== Your assignment ==
This exercise asks for an exact copy of every entry below, with pictures omitted.

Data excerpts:
※
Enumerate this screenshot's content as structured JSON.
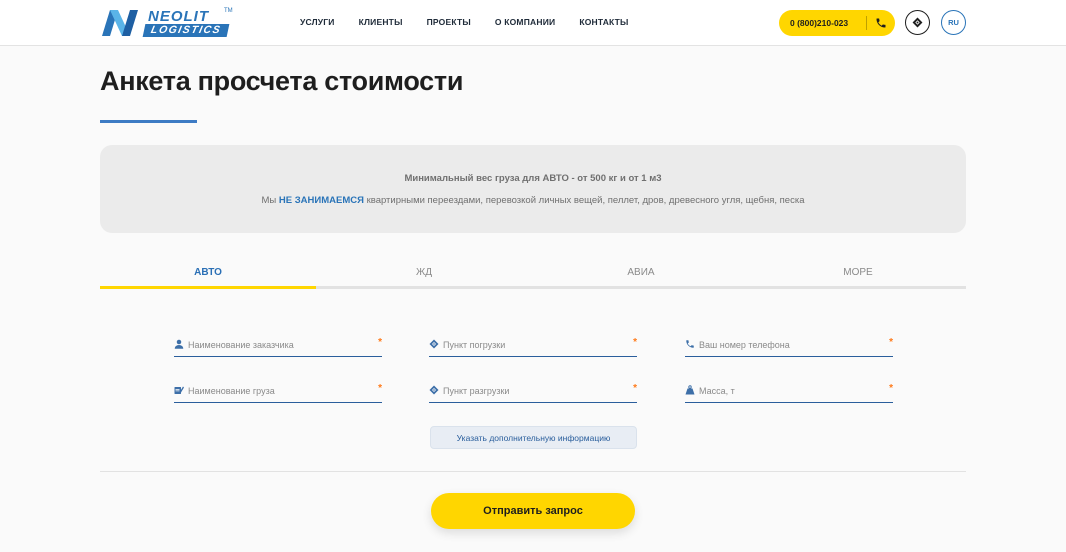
{
  "logo": {
    "top": "NEOLIT",
    "bottom": "LOGISTICS",
    "tm": "TM"
  },
  "nav": [
    {
      "label": "УСЛУГИ"
    },
    {
      "label": "КЛИЕНТЫ"
    },
    {
      "label": "ПРОЕКТЫ"
    },
    {
      "label": "О КОМПАНИИ"
    },
    {
      "label": "КОНТАКТЫ"
    }
  ],
  "header": {
    "phone": "0 (800)210-023",
    "lang": "RU"
  },
  "page": {
    "title": "Анкета просчета стоимости"
  },
  "notice": {
    "line1": "Минимальный вес груза для АВТО - от 500 кг и от 1 м3",
    "line2_prefix": "Мы ",
    "line2_strong": "НЕ ЗАНИМАЕМСЯ",
    "line2_suffix": " квартирными переездами, перевозкой личных вещей, пеллет, дров, древесного угля, щебня, песка"
  },
  "tabs": [
    {
      "label": "АВТО",
      "active": true
    },
    {
      "label": "ЖД",
      "active": false
    },
    {
      "label": "АВИА",
      "active": false
    },
    {
      "label": "МОРЕ",
      "active": false
    }
  ],
  "form": {
    "customer_placeholder": "Наименование заказчика",
    "loading_placeholder": "Пункт погрузки",
    "phone_placeholder": "Ваш номер телефона",
    "cargo_placeholder": "Наименование груза",
    "unloading_placeholder": "Пункт разгрузки",
    "weight_placeholder": "Масса, т",
    "required_mark": "*",
    "extra_label": "Указать дополнительную информацию",
    "submit_label": "Отправить запрос"
  },
  "colors": {
    "accent": "#ffd600",
    "brand": "#2a74b8",
    "required": "#ff7a1a"
  }
}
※
== Output below ==
Enumerate this screenshot's content as structured JSON.
{
  "logo": {
    "top": "NEOLIT",
    "bottom": "LOGISTICS",
    "tm": "TM"
  },
  "nav": [
    {
      "label": "УСЛУГИ"
    },
    {
      "label": "КЛИЕНТЫ"
    },
    {
      "label": "ПРОЕКТЫ"
    },
    {
      "label": "О КОМПАНИИ"
    },
    {
      "label": "КОНТАКТЫ"
    }
  ],
  "header": {
    "phone": "0 (800)210-023",
    "lang": "RU"
  },
  "page": {
    "title": "Анкета просчета стоимости"
  },
  "notice": {
    "line1": "Минимальный вес груза для АВТО - от 500 кг и от 1 м3",
    "line2_prefix": "Мы ",
    "line2_strong": "НЕ ЗАНИМАЕМСЯ",
    "line2_suffix": " квартирными переездами, перевозкой личных вещей, пеллет, дров, древесного угля, щебня, песка"
  },
  "tabs": [
    {
      "label": "АВТО",
      "active": true
    },
    {
      "label": "ЖД",
      "active": false
    },
    {
      "label": "АВИА",
      "active": false
    },
    {
      "label": "МОРЕ",
      "active": false
    }
  ],
  "form": {
    "customer_placeholder": "Наименование заказчика",
    "loading_placeholder": "Пункт погрузки",
    "phone_placeholder": "Ваш номер телефона",
    "cargo_placeholder": "Наименование груза",
    "unloading_placeholder": "Пункт разгрузки",
    "weight_placeholder": "Масса, т",
    "required_mark": "*",
    "extra_label": "Указать дополнительную информацию",
    "submit_label": "Отправить запрос"
  },
  "colors": {
    "accent": "#ffd600",
    "brand": "#2a74b8",
    "required": "#ff7a1a"
  }
}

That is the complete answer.